*** Opening Data excerpts ***
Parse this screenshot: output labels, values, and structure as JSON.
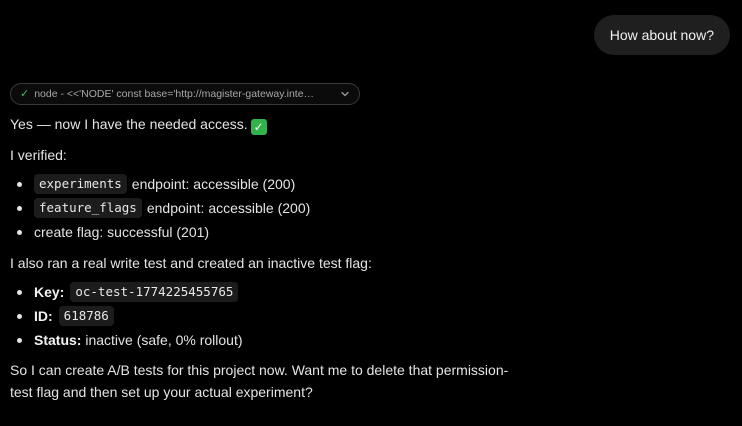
{
  "user_message": "How about now?",
  "tool_call": {
    "command_preview": "node - <<'NODE' const base='http://magister-gateway.inte…"
  },
  "assistant": {
    "intro": "Yes — now I have the needed access.",
    "verified_heading": "I verified:",
    "verified_items": [
      {
        "code": "experiments",
        "text": "endpoint: accessible (200)"
      },
      {
        "code": "feature_flags",
        "text": "endpoint: accessible (200)"
      },
      {
        "text": "create flag: successful (201)"
      }
    ],
    "write_test_heading": "I also ran a real write test and created an inactive test flag:",
    "flag_items": [
      {
        "label": "Key:",
        "code": "oc-test-1774225455765"
      },
      {
        "label": "ID:",
        "code": "618786"
      },
      {
        "label": "Status:",
        "text": "inactive (safe, 0% rollout)"
      }
    ],
    "closing_line_1": "So I can create A/B tests for this project now. Want me to delete that permission-",
    "closing_line_2": "test flag and then set up your actual experiment?"
  }
}
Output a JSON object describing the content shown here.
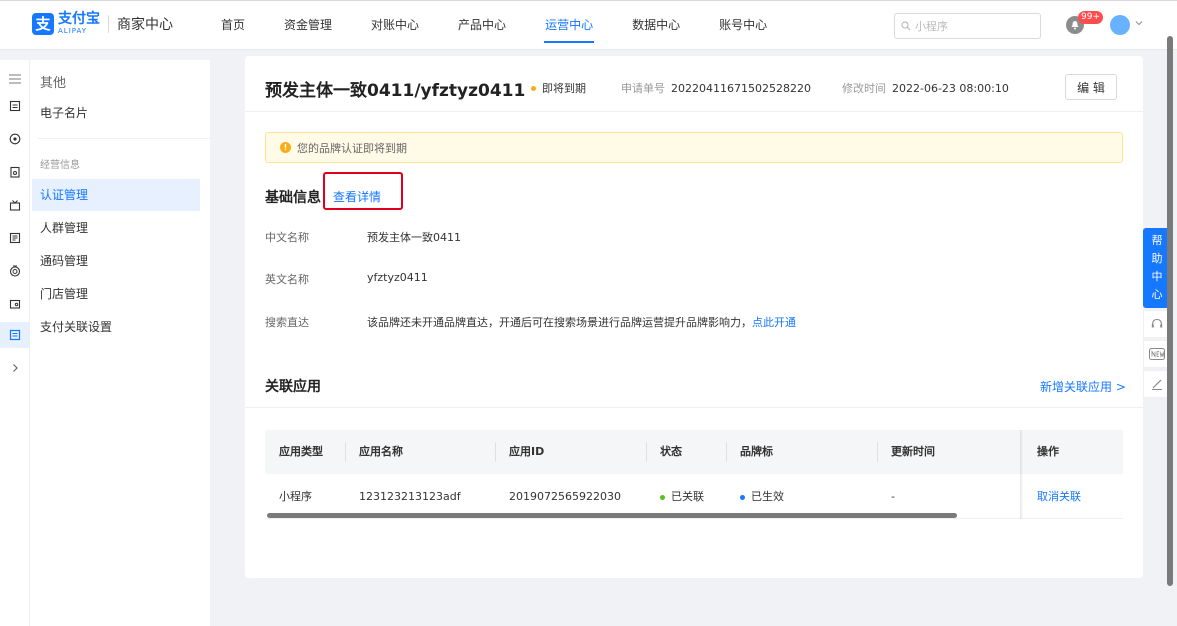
{
  "brand": {
    "logo_glyph": "支",
    "name_cn": "支付宝",
    "name_en": "ALIPAY",
    "product": "商家中心"
  },
  "nav": {
    "items": [
      "首页",
      "资金管理",
      "对账中心",
      "产品中心",
      "运营中心",
      "数据中心",
      "账号中心"
    ],
    "active": "运营中心"
  },
  "search": {
    "placeholder": "小程序"
  },
  "notifications": {
    "badge": "99+"
  },
  "submenu": {
    "group_title": "其他",
    "card_item": "电子名片",
    "section_label": "经营信息",
    "items": [
      "认证管理",
      "人群管理",
      "通码管理",
      "门店管理",
      "支付关联设置"
    ],
    "active": "认证管理"
  },
  "header": {
    "title": "预发主体一致0411/yfztyz0411",
    "status": "即将到期",
    "status_color": "#faad14",
    "apply_no_label": "申请单号",
    "apply_no": "20220411671502528220",
    "modified_label": "修改时间",
    "modified_time": "2022-06-23 08:00:10",
    "edit_label": "编 辑"
  },
  "alert": {
    "icon": "!",
    "text": "您的品牌认证即将到期"
  },
  "basic_info": {
    "title": "基础信息",
    "detail_link": "查看详情",
    "fields": [
      {
        "label": "中文名称",
        "value": "预发主体一致0411"
      },
      {
        "label": "英文名称",
        "value": "yfztyz0411"
      },
      {
        "label": "搜索直达",
        "value": "该品牌还未开通品牌直达，开通后可在搜索场景进行品牌运营提升品牌影响力，",
        "link": "点此开通"
      }
    ]
  },
  "related_apps": {
    "title": "关联应用",
    "add_link": "新增关联应用 >",
    "columns": [
      "应用类型",
      "应用名称",
      "应用ID",
      "状态",
      "品牌标",
      "更新时间",
      "操作"
    ],
    "rows": [
      {
        "type": "小程序",
        "name": "123123213123adf",
        "app_id": "2019072565922030",
        "status": "已关联",
        "status_color": "#52c41a",
        "brand_mark": "已生效",
        "brand_mark_color": "#1677ff",
        "updated": "-",
        "action": "取消关联"
      }
    ]
  },
  "help": {
    "chars": [
      "帮",
      "助",
      "中",
      "心"
    ]
  },
  "colors": {
    "accent": "#1677ff",
    "highlight": "#e0001b"
  }
}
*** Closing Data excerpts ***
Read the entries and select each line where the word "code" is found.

• _Finished exercise_:
        "code": "experiments",
        "code": "feature_flags",
        "code": "oc-test-1774225455765"
        "code": "618786"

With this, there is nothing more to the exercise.